**EXERCISE REQUIREMENTS**
Only the number is needed. Please count the lines below in which the word "text" occurs.

**RECORD SET**
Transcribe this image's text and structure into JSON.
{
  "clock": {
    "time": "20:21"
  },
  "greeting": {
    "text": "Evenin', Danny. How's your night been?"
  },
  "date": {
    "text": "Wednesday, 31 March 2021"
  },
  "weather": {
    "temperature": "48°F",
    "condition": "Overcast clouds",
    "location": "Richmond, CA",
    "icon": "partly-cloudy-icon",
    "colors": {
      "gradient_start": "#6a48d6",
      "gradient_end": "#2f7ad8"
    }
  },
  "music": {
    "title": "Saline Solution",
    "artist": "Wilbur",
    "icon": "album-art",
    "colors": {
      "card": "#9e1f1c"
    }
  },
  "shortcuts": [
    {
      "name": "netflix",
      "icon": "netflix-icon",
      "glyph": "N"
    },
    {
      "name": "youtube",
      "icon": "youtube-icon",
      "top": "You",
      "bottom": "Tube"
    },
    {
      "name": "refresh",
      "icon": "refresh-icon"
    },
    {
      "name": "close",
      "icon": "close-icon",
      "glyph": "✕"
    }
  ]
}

**REPLY TO THE EXERCISE**
3